How do you find or make time to write?

When I write poetry it is a compulsion, something that needs to come out of me. That’s why I always carry a pen on me and at least one piece of paper. You never know when it’s gonna come. I write a lot on the subway. Because my life is generally very busy, I write a lot in practical spaces where I actually have the time and life is still for that moment, i.e. a subway. What’s interesting about a subway though is it’s a transition moment, where you can’t do much but sit and wait for your stop, but at the same time there’s a lot of life around you. Life I often want to engage with but feel too shy in that environment, and I’ll write about that, or I will engage and write about that. So, basically when I have the time and it feels right. Then sometimes you gotta make the time.

What book or chapter of a book are you most proud of writing?

Some of my favorite pieces are “Jive,” “By The Dumpster”… Ahh, it’s tough to say. I really do like them all in their own way. I had a lot to pick from, over 300 pieces, so I made sure these were the strong ones. That said, I think each piece has it’s own special thing to offer. Check them out and see for yourself!
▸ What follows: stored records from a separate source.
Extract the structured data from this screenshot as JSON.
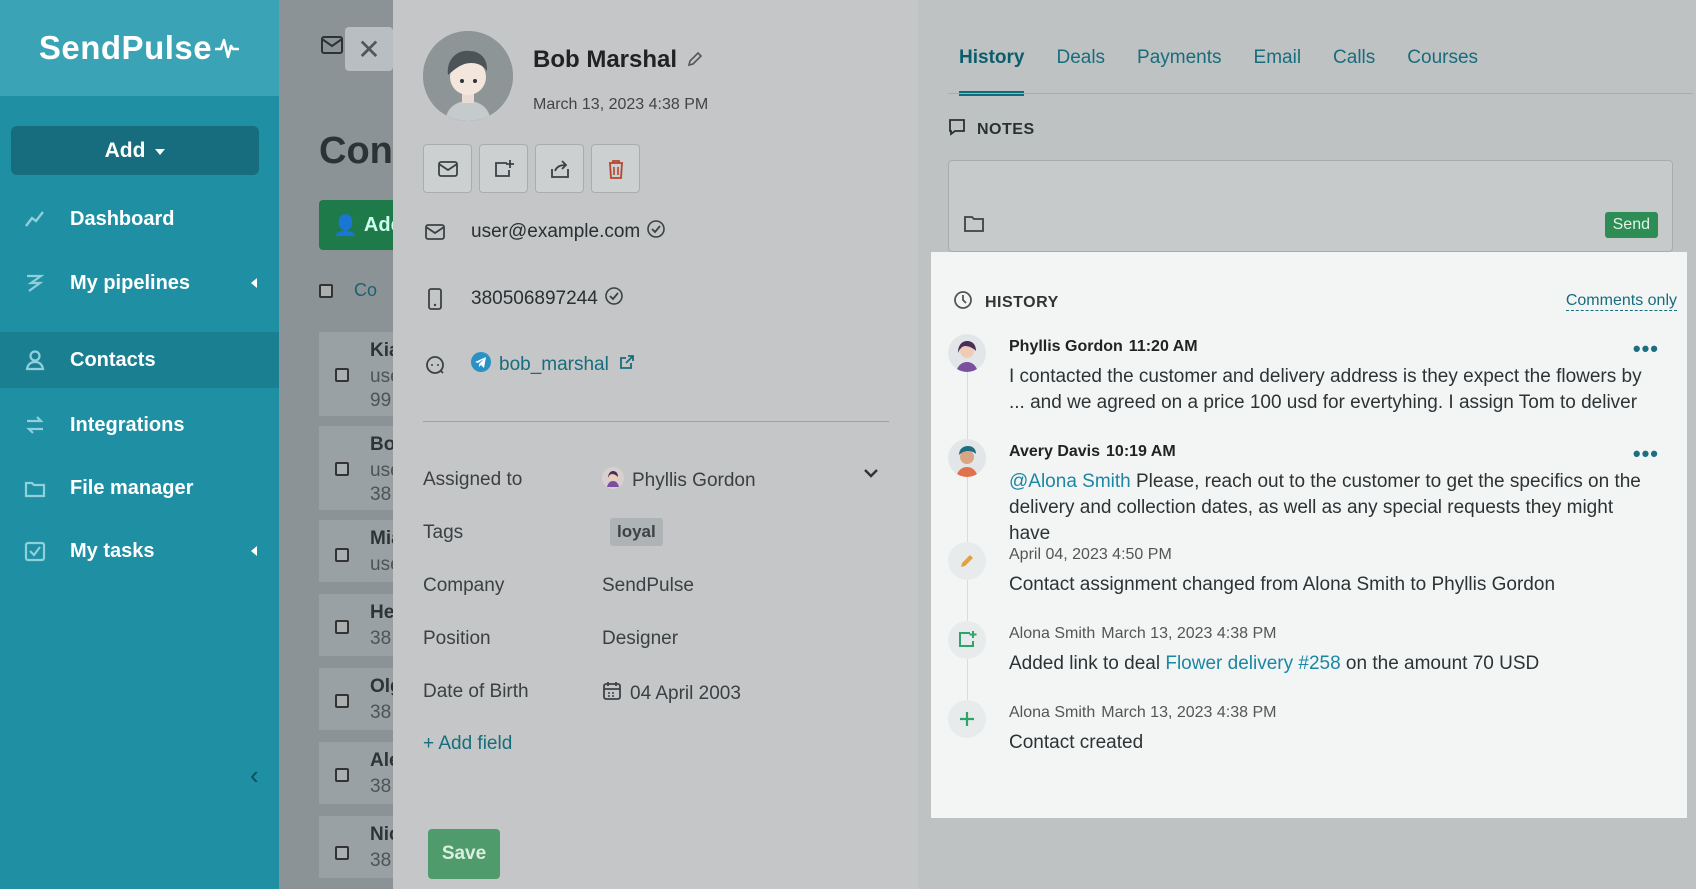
{
  "sidebar": {
    "logo": "SendPulse",
    "add_label": "Add",
    "items": [
      {
        "label": "Dashboard",
        "icon": "chart-line-icon"
      },
      {
        "label": "My pipelines",
        "icon": "pipeline-icon"
      },
      {
        "label": "Contacts",
        "icon": "contacts-icon"
      },
      {
        "label": "Integrations",
        "icon": "integrations-icon"
      },
      {
        "label": "File manager",
        "icon": "folder-icon"
      },
      {
        "label": "My tasks",
        "icon": "tasks-icon"
      }
    ]
  },
  "background": {
    "title": "Con",
    "add_label": "Add",
    "col_head": "Co",
    "rows": [
      {
        "name": "Kia",
        "line1": "use",
        "line2": "99"
      },
      {
        "name": "Bo",
        "line1": "use",
        "line2": "38"
      },
      {
        "name": "Mia",
        "line1": "use",
        "line2": ""
      },
      {
        "name": "He",
        "line1": "38",
        "line2": ""
      },
      {
        "name": "Olg",
        "line1": "38",
        "line2": ""
      },
      {
        "name": "Ale",
        "line1": "38",
        "line2": ""
      },
      {
        "name": "Nic",
        "line1": "38",
        "line2": ""
      }
    ]
  },
  "contact": {
    "name": "Bob Marshal",
    "created": "March 13, 2023 4:38 PM",
    "email": "user@example.com",
    "phone": "380506897244",
    "telegram": "bob_marshal",
    "fields": {
      "assigned_label": "Assigned to",
      "assigned_value": "Phyllis Gordon",
      "tags_label": "Tags",
      "tag": "loyal",
      "company_label": "Company",
      "company_value": "SendPulse",
      "position_label": "Position",
      "position_value": "Designer",
      "dob_label": "Date of Birth",
      "dob_value": "04 April 2003"
    },
    "add_field": "+ Add field",
    "save_label": "Save"
  },
  "tabs": [
    "History",
    "Deals",
    "Payments",
    "Email",
    "Calls",
    "Courses"
  ],
  "notes": {
    "heading": "NOTES",
    "send_label": "Send"
  },
  "history": {
    "heading": "HISTORY",
    "filter": "Comments only",
    "entries": [
      {
        "author": "Phyllis Gordon",
        "time": "11:20 AM",
        "text": "I contacted the customer and delivery address is they expect the flowers by ... and we agreed on a price 100 usd for evertyhing. I assign Tom to deliver"
      },
      {
        "author": "Avery Davis",
        "time": "10:19 AM",
        "mention": "@Alona Smith",
        "text": " Please, reach out to the customer to get the specifics on the delivery and collection dates, as well as any special requests they might have"
      },
      {
        "author": "",
        "time": "April 04, 2023 4:50 PM",
        "text": "Contact assignment changed from Alona Smith to Phyllis Gordon"
      },
      {
        "author": "Alona Smith",
        "time": "March 13, 2023 4:38 PM",
        "text_before": "Added link to deal ",
        "link": "Flower delivery #258",
        "text_after": " on the amount 70 USD"
      },
      {
        "author": "Alona Smith",
        "time": "March 13, 2023 4:38 PM",
        "text": "Contact created"
      }
    ]
  },
  "colors": {
    "sidebar": "#1f8fa3",
    "accent": "#176d7d",
    "send": "#2e8d55",
    "link": "#1b87a3"
  }
}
What cultural value do you see in writing/reading/storytelling/etc.?

Extremely important. To me these poems are about social things, most definitely, and I hope the audience relates. To situations like the subway’s frustrating quietness, a person behind bars either physically or mentally, the modern world (see “How Many Licks” for instance), and so forth… I could go on. I love performing the pieces as well, to really make them come alive. Many of the poems are stories as well as feelings, and to share those is a really a blessing. I hope that people can relate in some way.

How is your writing connected to present day events?

By being very “here and now” pieces about being in New York City on the day to day tip, there’s a lot of present day stuff you’ll find that I think people in other modern cities might relate to. But I definitely try to go deeper than just cosmopolitan shit, cuz that’s of course just one way of life. There’s a lot of pieces in here about prison, that allude to mass incarceration and racial injustice in the system, a la my music project Die Jim Crow. Though there are pieces that are very much present day, I purposefully try to make these pieces timeless by not using certain words, like “Instagram,” or “hashtag,” or “Hillary Clinton,” “Donald Trump,” “Barack Obama.” Because in one hundred years, I’d rather some person doesn’t have to go look up something to understand it. I’d rather it be more universal.

What do you like to read in your free time?

I read a lot of letters from prison as part of the Die Jim Crow project I’m doing. That’s where most of my reading time gets taken up. Lately I’ve read two rock memoirs, Bruce Springsteen’s and Al Jourgenson’s from Ministry. They were both great.

What projects are you working on at the present?

Die Jim Crow. That’s my main thing, a concept album about racism in the U.S. prison system. You can listen to the EP we put out at, or see the website at We’re working on the full length LP now. It’s going to be epic. I’m also trying to record and work on more of my own solo music, which at this point is mostly just vocals and guitar, but my other work life gets in the way. It’s very difficult to find spare time for me. I also work full time at a wood shop building film sets. My life is too busy and I need a grant, if there’s anyone out there who wants to help… SOS.

What do your plans for future projects include?

Die Jim Crow is going to be a double album, sort of like Pink Floyd’s “The Wall” — very epic in scope. I would like to put out another poetry book but we’ll just have to see how “Meat & Milk” goes. I really have no idea what the reactions will be like, or where my life will go. I think before I put out another poetry book though I’d like to drop an album of my own music. That’s really a priority. And finishing Die Jim Crow. But I’m super excited to have Meat & Milk out. We’ll just see where the river takes it…. Amen!